*Aim of the task*
Please reproduce the listing below exactly, leaving out every picture.

*Data*
● ● ●

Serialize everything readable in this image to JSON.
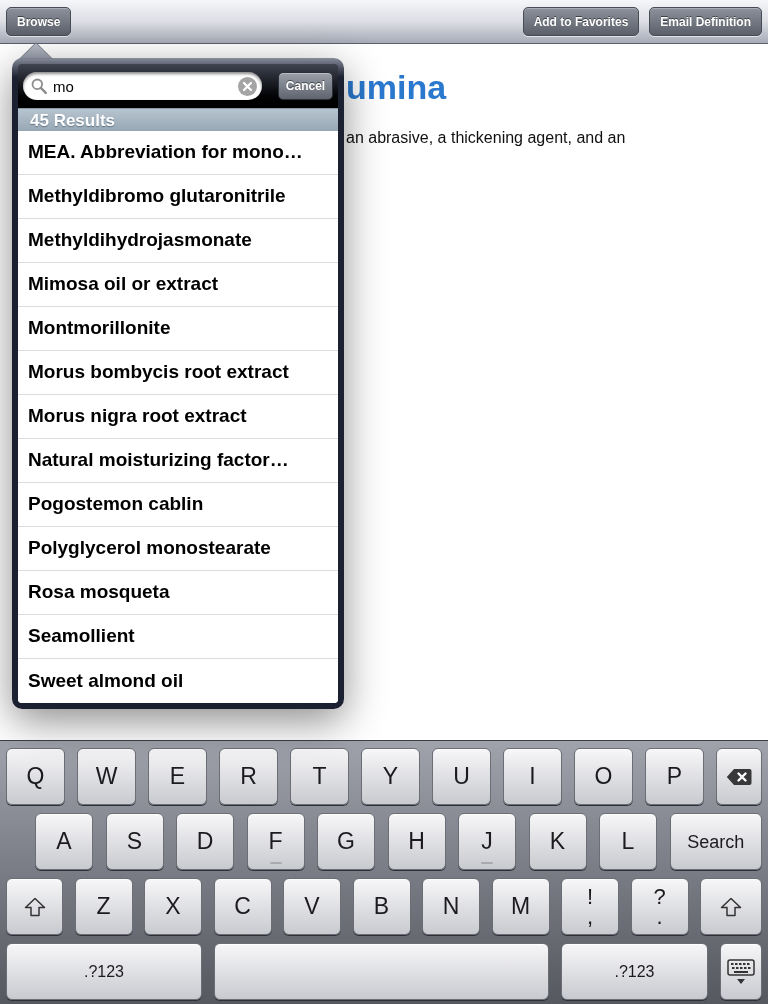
{
  "toolbar": {
    "left_buttons": [
      "Browse"
    ],
    "right_buttons": [
      "Add to Favorites",
      "Email Definition"
    ]
  },
  "definition": {
    "title": "umina",
    "text": "an abrasive, a thickening agent, and an"
  },
  "search_popover": {
    "search_field": {
      "value": "mo"
    },
    "cancel_button": "Cancel",
    "results_header": "45 Results",
    "results": [
      "MEA. Abbreviation for mono…",
      "Methyldibromo glutaronitrile",
      "Methyldihydrojasmonate",
      "Mimosa oil or extract",
      "Montmorillonite",
      "Morus bombycis root extract",
      "Morus nigra root extract",
      "Natural moisturizing factor…",
      "Pogostemon cablin",
      "Polyglycerol monostearate",
      "Rosa mosqueta",
      "Seamollient",
      "Sweet almond oil"
    ]
  },
  "keyboard": {
    "rows": [
      {
        "keys": [
          {
            "kind": "letter",
            "label": "Q",
            "homing": false
          },
          {
            "kind": "letter",
            "label": "W",
            "homing": false
          },
          {
            "kind": "letter",
            "label": "E",
            "homing": false
          },
          {
            "kind": "letter",
            "label": "R",
            "homing": false
          },
          {
            "kind": "letter",
            "label": "T",
            "homing": false
          },
          {
            "kind": "letter",
            "label": "Y",
            "homing": false
          },
          {
            "kind": "letter",
            "label": "U",
            "homing": false
          },
          {
            "kind": "letter",
            "label": "I",
            "homing": false
          },
          {
            "kind": "letter",
            "label": "O",
            "homing": false
          },
          {
            "kind": "letter",
            "label": "P",
            "homing": false
          },
          {
            "kind": "backspace"
          }
        ]
      },
      {
        "keys": [
          {
            "kind": "letter",
            "label": "A",
            "homing": false
          },
          {
            "kind": "letter",
            "label": "S",
            "homing": false
          },
          {
            "kind": "letter",
            "label": "D",
            "homing": false
          },
          {
            "kind": "letter",
            "label": "F",
            "homing": true
          },
          {
            "kind": "letter",
            "label": "G",
            "homing": false
          },
          {
            "kind": "letter",
            "label": "H",
            "homing": false
          },
          {
            "kind": "letter",
            "label": "J",
            "homing": true
          },
          {
            "kind": "letter",
            "label": "K",
            "homing": false
          },
          {
            "kind": "letter",
            "label": "L",
            "homing": false
          },
          {
            "kind": "search",
            "label": "Search"
          }
        ]
      },
      {
        "keys": [
          {
            "kind": "shift"
          },
          {
            "kind": "letter",
            "label": "Z",
            "homing": false
          },
          {
            "kind": "letter",
            "label": "X",
            "homing": false
          },
          {
            "kind": "letter",
            "label": "C",
            "homing": false
          },
          {
            "kind": "letter",
            "label": "V",
            "homing": false
          },
          {
            "kind": "letter",
            "label": "B",
            "homing": false
          },
          {
            "kind": "letter",
            "label": "N",
            "homing": false
          },
          {
            "kind": "letter",
            "label": "M",
            "homing": false
          },
          {
            "kind": "dual",
            "top": "!",
            "bottom": ","
          },
          {
            "kind": "dual",
            "top": "?",
            "bottom": "."
          },
          {
            "kind": "shift"
          }
        ]
      },
      {
        "keys": [
          {
            "kind": "mode",
            "label": ".?123"
          },
          {
            "kind": "space"
          },
          {
            "kind": "mode",
            "label": ".?123"
          },
          {
            "kind": "hide"
          }
        ]
      }
    ]
  }
}
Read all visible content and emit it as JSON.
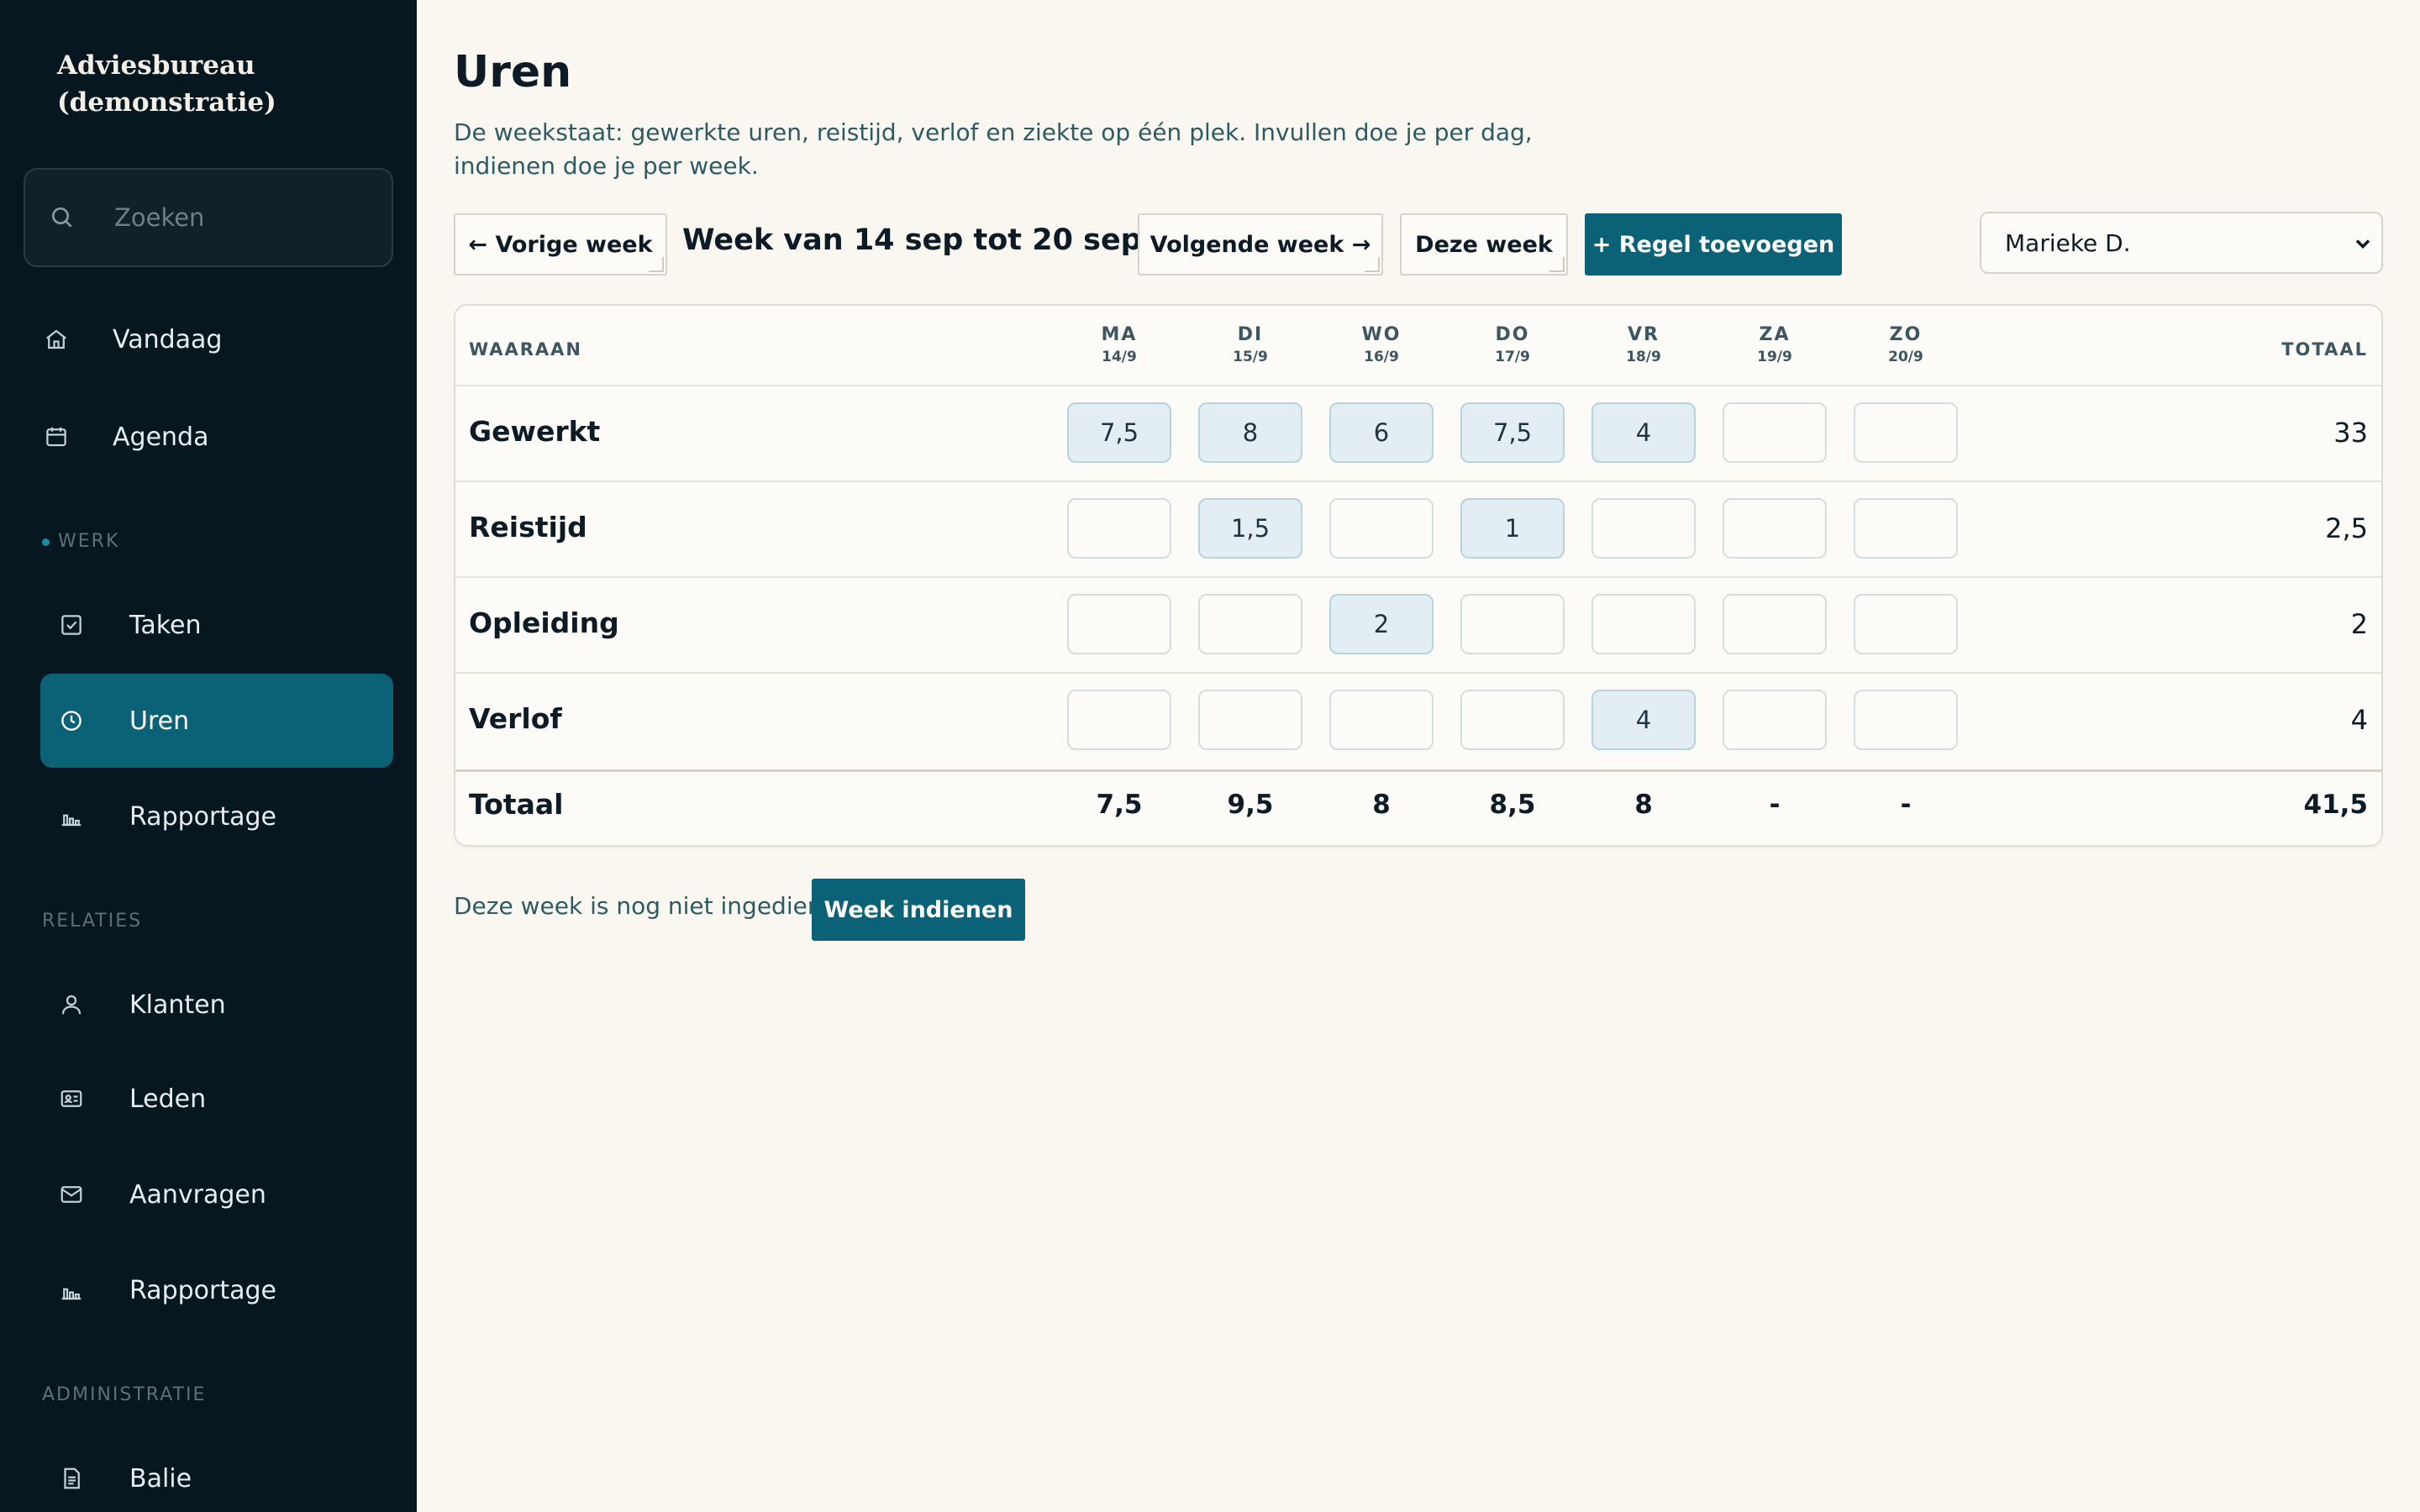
{
  "sidebar": {
    "brand": "Adviesbureau (demonstratie)",
    "search_placeholder": "Zoeken",
    "top_items": [
      {
        "label": "Vandaag",
        "icon": "home-icon"
      },
      {
        "label": "Agenda",
        "icon": "calendar-icon"
      }
    ],
    "sections": [
      {
        "label": "WERK",
        "items": [
          {
            "label": "Taken",
            "icon": "checkbox-icon"
          },
          {
            "label": "Uren",
            "icon": "clock-icon",
            "active": true
          },
          {
            "label": "Rapportage",
            "icon": "bar-chart-icon"
          }
        ]
      },
      {
        "label": "RELATIES",
        "items": [
          {
            "label": "Klanten",
            "icon": "user-icon"
          },
          {
            "label": "Leden",
            "icon": "id-card-icon"
          },
          {
            "label": "Aanvragen",
            "icon": "mail-icon"
          },
          {
            "label": "Rapportage",
            "icon": "bar-chart-icon"
          }
        ]
      },
      {
        "label": "ADMINISTRATIE",
        "items": [
          {
            "label": "Balie",
            "icon": "document-icon"
          }
        ]
      }
    ]
  },
  "header": {
    "title": "Uren",
    "description": "De weekstaat: gewerkte uren, reistijd, verlof en ziekte op één plek. Invullen doe je per dag, indienen doe je per week."
  },
  "toolbar": {
    "prev_label": "← Vorige week",
    "week_label": "Week van 14 sep tot 20 sep",
    "next_label": "Volgende week →",
    "today_label": "Deze week",
    "add_label": "+ Regel toevoegen",
    "user_selected": "Marieke D."
  },
  "table": {
    "col_label": "WAARAAN",
    "total_label": "TOTAAL",
    "days": [
      {
        "d": "MA",
        "date": "14/9"
      },
      {
        "d": "DI",
        "date": "15/9"
      },
      {
        "d": "WO",
        "date": "16/9"
      },
      {
        "d": "DO",
        "date": "17/9"
      },
      {
        "d": "VR",
        "date": "18/9"
      },
      {
        "d": "ZA",
        "date": "19/9"
      },
      {
        "d": "ZO",
        "date": "20/9"
      }
    ],
    "rows": [
      {
        "label": "Gewerkt",
        "values": [
          "7,5",
          "8",
          "6",
          "7,5",
          "4",
          "",
          ""
        ],
        "total": "33"
      },
      {
        "label": "Reistijd",
        "values": [
          "",
          "1,5",
          "",
          "1",
          "",
          "",
          ""
        ],
        "total": "2,5"
      },
      {
        "label": "Opleiding",
        "values": [
          "",
          "",
          "2",
          "",
          "",
          "",
          ""
        ],
        "total": "2"
      },
      {
        "label": "Verlof",
        "values": [
          "",
          "",
          "",
          "",
          "4",
          "",
          ""
        ],
        "total": "4"
      }
    ],
    "footer": {
      "label": "Totaal",
      "values": [
        "7,5",
        "9,5",
        "8",
        "8,5",
        "8",
        "-",
        "-"
      ],
      "total": "41,5"
    }
  },
  "status": {
    "text": "Deze week is nog niet ingediend.",
    "submit_label": "Week indienen"
  },
  "colors": {
    "sidebar_bg": "#07171f",
    "accent": "#0b6175",
    "page_bg": "#faf6f0",
    "filled_cell": "#e2eef3"
  }
}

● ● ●

*Exercise response*
Serialize everything readable in this image to JSON.
{
  "toolbar": {
    "left_buttons": [
      "Browse"
    ],
    "right_buttons": [
      "Add to Favorites",
      "Email Definition"
    ]
  },
  "definition": {
    "title": "umina",
    "text": "an abrasive, a thickening agent, and an"
  },
  "search_popover": {
    "search_field": {
      "value": "mo"
    },
    "cancel_button": "Cancel",
    "results_header": "45 Results",
    "results": [
      "MEA. Abbreviation for mono…",
      "Methyldibromo glutaronitrile",
      "Methyldihydrojasmonate",
      "Mimosa oil or extract",
      "Montmorillonite",
      "Morus bombycis root extract",
      "Morus nigra root extract",
      "Natural moisturizing factor…",
      "Pogostemon cablin",
      "Polyglycerol monostearate",
      "Rosa mosqueta",
      "Seamollient",
      "Sweet almond oil"
    ]
  },
  "keyboard": {
    "rows": [
      {
        "keys": [
          {
            "kind": "letter",
            "label": "Q",
            "homing": false
          },
          {
            "kind": "letter",
            "label": "W",
            "homing": false
          },
          {
            "kind": "letter",
            "label": "E",
            "homing": false
          },
          {
            "kind": "letter",
            "label": "R",
            "homing": false
          },
          {
            "kind": "letter",
            "label": "T",
            "homing": false
          },
          {
            "kind": "letter",
            "label": "Y",
            "homing": false
          },
          {
            "kind": "letter",
            "label": "U",
            "homing": false
          },
          {
            "kind": "letter",
            "label": "I",
            "homing": false
          },
          {
            "kind": "letter",
            "label": "O",
            "homing": false
          },
          {
            "kind": "letter",
            "label": "P",
            "homing": false
          },
          {
            "kind": "backspace"
          }
        ]
      },
      {
        "keys": [
          {
            "kind": "letter",
            "label": "A",
            "homing": false
          },
          {
            "kind": "letter",
            "label": "S",
            "homing": false
          },
          {
            "kind": "letter",
            "label": "D",
            "homing": false
          },
          {
            "kind": "letter",
            "label": "F",
            "homing": true
          },
          {
            "kind": "letter",
            "label": "G",
            "homing": false
          },
          {
            "kind": "letter",
            "label": "H",
            "homing": false
          },
          {
            "kind": "letter",
            "label": "J",
            "homing": true
          },
          {
            "kind": "letter",
            "label": "K",
            "homing": false
          },
          {
            "kind": "letter",
            "label": "L",
            "homing": false
          },
          {
            "kind": "search",
            "label": "Search"
          }
        ]
      },
      {
        "keys": [
          {
            "kind": "shift"
          },
          {
            "kind": "letter",
            "label": "Z",
            "homing": false
          },
          {
            "kind": "letter",
            "label": "X",
            "homing": false
          },
          {
            "kind": "letter",
            "label": "C",
            "homing": false
          },
          {
            "kind": "letter",
            "label": "V",
            "homing": false
          },
          {
            "kind": "letter",
            "label": "B",
            "homing": false
          },
          {
            "kind": "letter",
            "label": "N",
            "homing": false
          },
          {
            "kind": "letter",
            "label": "M",
            "homing": false
          },
          {
            "kind": "dual",
            "top": "!",
            "bottom": ","
          },
          {
            "kind": "dual",
            "top": "?",
            "bottom": "."
          },
          {
            "kind": "shift"
          }
        ]
      },
      {
        "keys": [
          {
            "kind": "mode",
            "label": ".?123"
          },
          {
            "kind": "space"
          },
          {
            "kind": "mode",
            "label": ".?123"
          },
          {
            "kind": "hide"
          }
        ]
      }
    ]
  }
}
Read all visible content and emit it as JSON.
{
  "sidebar": {
    "brand": "Adviesbureau (demonstratie)",
    "search_placeholder": "Zoeken",
    "top_items": [
      {
        "label": "Vandaag",
        "icon": "home-icon"
      },
      {
        "label": "Agenda",
        "icon": "calendar-icon"
      }
    ],
    "sections": [
      {
        "label": "WERK",
        "items": [
          {
            "label": "Taken",
            "icon": "checkbox-icon"
          },
          {
            "label": "Uren",
            "icon": "clock-icon",
            "active": true
          },
          {
            "label": "Rapportage",
            "icon": "bar-chart-icon"
          }
        ]
      },
      {
        "label": "RELATIES",
        "items": [
          {
            "label": "Klanten",
            "icon": "user-icon"
          },
          {
            "label": "Leden",
            "icon": "id-card-icon"
          },
          {
            "label": "Aanvragen",
            "icon": "mail-icon"
          },
          {
            "label": "Rapportage",
            "icon": "bar-chart-icon"
          }
        ]
      },
      {
        "label": "ADMINISTRATIE",
        "items": [
          {
            "label": "Balie",
            "icon": "document-icon"
          }
        ]
      }
    ]
  },
  "header": {
    "title": "Uren",
    "description": "De weekstaat: gewerkte uren, reistijd, verlof en ziekte op één plek. Invullen doe je per dag, indienen doe je per week."
  },
  "toolbar": {
    "prev_label": "← Vorige week",
    "week_label": "Week van 14 sep tot 20 sep",
    "next_label": "Volgende week →",
    "today_label": "Deze week",
    "add_label": "+ Regel toevoegen",
    "user_selected": "Marieke D."
  },
  "table": {
    "col_label": "WAARAAN",
    "total_label": "TOTAAL",
    "days": [
      {
        "d": "MA",
        "date": "14/9"
      },
      {
        "d": "DI",
        "date": "15/9"
      },
      {
        "d": "WO",
        "date": "16/9"
      },
      {
        "d": "DO",
        "date": "17/9"
      },
      {
        "d": "VR",
        "date": "18/9"
      },
      {
        "d": "ZA",
        "date": "19/9"
      },
      {
        "d": "ZO",
        "date": "20/9"
      }
    ],
    "rows": [
      {
        "label": "Gewerkt",
        "values": [
          "7,5",
          "8",
          "6",
          "7,5",
          "4",
          "",
          ""
        ],
        "total": "33"
      },
      {
        "label": "Reistijd",
        "values": [
          "",
          "1,5",
          "",
          "1",
          "",
          "",
          ""
        ],
        "total": "2,5"
      },
      {
        "label": "Opleiding",
        "values": [
          "",
          "",
          "2",
          "",
          "",
          "",
          ""
        ],
        "total": "2"
      },
      {
        "label": "Verlof",
        "values": [
          "",
          "",
          "",
          "",
          "4",
          "",
          ""
        ],
        "total": "4"
      }
    ],
    "footer": {
      "label": "Totaal",
      "values": [
        "7,5",
        "9,5",
        "8",
        "8,5",
        "8",
        "-",
        "-"
      ],
      "total": "41,5"
    }
  },
  "status": {
    "text": "Deze week is nog niet ingediend.",
    "submit_label": "Week indienen"
  },
  "colors": {
    "sidebar_bg": "#07171f",
    "accent": "#0b6175",
    "page_bg": "#faf6f0",
    "filled_cell": "#e2eef3"
  }
}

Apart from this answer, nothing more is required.